Watch the nominees for this year's best film Bafta
Double Golden Globe winner Kate Winslet has two nominations for best actress at the British Academy Film Awards.
The 33-year-old star, a previous Bafta winner for Sense and Sensibility, has been nominated for her performances in Revolutionary Road and The Reader.
Slumdog Millionaire is also up for several prizes, including best film, best British film and best director.
"After so much time away it's wonderful to be recognised at home," said Danny Boyle, who shot the movie in India.
Jonathan Ross will host this year's ceremony, to be held at the Royal Opera House in London on 8 February.
The main nominations were announced by The Duchess star Hayley Atwell and Bond girl Gemma Arterton at a morning ceremony at Bafta's London headquarters.
This is the second time Winslet has received two best actress Bafta nods in the same year, having been shortlisted in 2005 for Finding Neverland and Eternal Sunshine of the Spotless Mind.
The actress was also nominated in 2002 for Iris and in 2007 for Little Children.
Winslet's competition, besides herself, includes fellow Briton Kristin Scott Thomas - nominated for the French film I've Loved You So Long - and Changeling star Angelina Jolie.
Meryl Streep is also shortlisted for her role in Doubt, which has also picked up supporting actor nominations for Philip Seymour Hoffman and Amy Adams.
The late Heath Ledger joins Hoffman in the best supporting actor category, where Brad Pitt is also recognised for his comic turn in Burn After Reading.
The Duchess star Hayley Atwell and Bond girl Gemma Arterton reveal the nominees
Pitt is also up for best actor for his role as a man ageing backwards in The Curious Case of Benjamin Button.
Newcomer Dev Patel is a surprise inclusion in this category for his part in Slumdog Millionaire.
The 18-year-old said he was "absolutely overwhelmed and delighted" by the nomination.
"To be nominated alongside Brad Pitt, Mickey Rourke, Frank Langella and Sean Penn is unbelievably exciting and such a huge honour," he added.
Danny Boyle's film - about a young slum dweller who becomes a contestant on the Indian version of Who Wants to be a Millionaire? - has 11 nominations in total, as does Benjamin Button.
Batman blockbuster The Dark Knight - in which Ledger played the villainous Joker - follows with nine nominations, while Changeling, directed by Clint Eastwood, is up for eight awards.
Frost/Nixon has received six nominations in all, while The Reader has five.
Surprisingly, though, there is nothing for Mike Leigh's comedy Happy-Go-Lucky or its Golden Globe-winning star, Sally Hawkins.
Slumdog Millionaire's other nominations include a best supporting actress nod for Indian actress Freida Pinto.
Tilda Swinton, who won this award last year for Michael Clayton, is again included for her work in Burn After Reading.
Hit Abba musical Mamma Mia! and Bobby Sands biopic Hunger are among the five titles up for the best British film award.
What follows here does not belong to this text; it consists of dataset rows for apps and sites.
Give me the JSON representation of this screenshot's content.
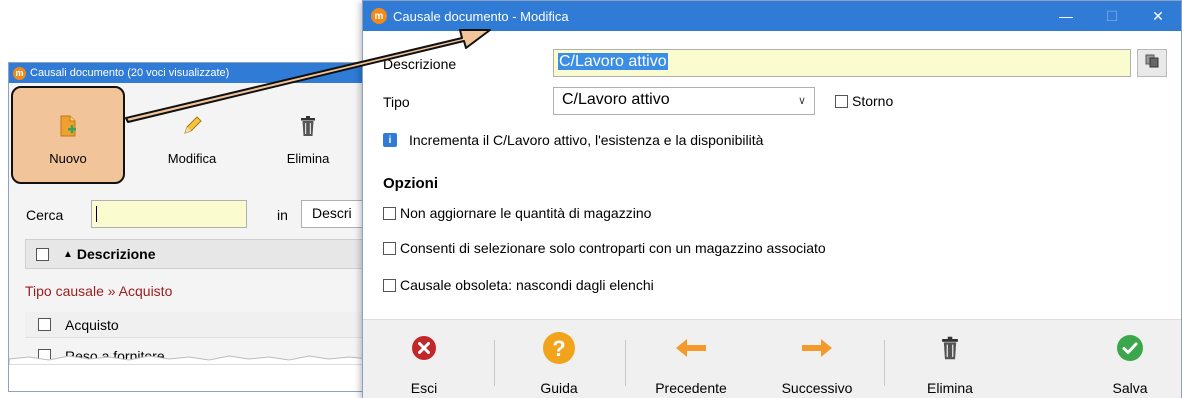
{
  "background_window": {
    "title": "Causali documento (20 voci visualizzate)",
    "toolbar": {
      "new_label": "Nuovo",
      "edit_label": "Modifica",
      "delete_label": "Elimina"
    },
    "search": {
      "label": "Cerca",
      "value": "",
      "in_label": "in",
      "field_value": "Descri"
    },
    "grid": {
      "column_header": "Descrizione",
      "group_label": "Tipo causale » Acquisto",
      "rows": [
        "Acquisto",
        "Reso a fornitore"
      ]
    }
  },
  "dialog": {
    "title": "Causale documento - Modifica",
    "fields": {
      "descrizione_label": "Descrizione",
      "descrizione_value": "C/Lavoro attivo",
      "tipo_label": "Tipo",
      "tipo_value": "C/Lavoro attivo",
      "storno_label": "Storno",
      "storno_checked": false
    },
    "info_text": "Incrementa il C/Lavoro attivo, l'esistenza e la disponibilità",
    "options_title": "Opzioni",
    "options": [
      {
        "label": "Non aggiornare le quantità di magazzino",
        "checked": false
      },
      {
        "label": "Consenti di selezionare solo controparti con un magazzino associato",
        "checked": false
      },
      {
        "label": "Causale obsoleta: nascondi dagli elenchi",
        "checked": false
      }
    ],
    "footer": {
      "exit_label": "Esci",
      "help_label": "Guida",
      "prev_label": "Precedente",
      "next_label": "Successivo",
      "delete_label": "Elimina",
      "save_label": "Salva"
    }
  },
  "colors": {
    "titlebar": "#2f7bd6",
    "highlight_fill": "#f2c49a",
    "input_bg": "#fbfbd0",
    "group_text": "#9b1c1c"
  }
}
Slumdog stars Dev Patel and Freida Pinto are both up for awards
Dark comedy In Bruges is also shortlisted, as is Man on Wire - James Marsh's acclaimed film about the Frenchman who wire-walked between the Twin Towers in New York.
Animated documentaries Persepolis and Waltz with Bashir are shortlisted for both the foreign film and animated film awards.
They will compete in the latter category against Pixar hit Wall-E, which is also recognised for its music and sound.
"We've got three nominations so we're very excited and proud," said Pixar's John Lasseter on BBC Breakfast.
Latest Bond film Quantum of Solace gets two nominations, for its sound and visual effects.
Wallace and Gromit are in contention too, having been recognised in the short animation category for their latest adventure A Matter of Loaf and Death.
Elsewhere Mamma Mia! receives a nomination in the best music category for Bjorn Ulvaeus and Benny Anderson's songs.
Eric Fellner of Working Title - producer of both Frost/Nixon and Burn After Reading - welcomed the nine nominations that the two films received.
"It's fantastic for the filmmakers to be recognised by their peers," he told the BBC News website.
"Bafta recognition is very important in the UK and can help a film enormously," he continued.
Frost/Nixon is up for best film, with additional nominations for director Ron Howard, writer Peter Morgan and actor Frank Langella.
However, Fellner admitted he was "surprised" that Langella's co-star Michael Sheen missed out on a best actor citation.
The Bafta nominations will be followed next week by the announcement of this year's Academy Award shortlists.
Fellner, though, remains cautious about his films' chances. "We're hopeful, but you never know what's going to happen," he said.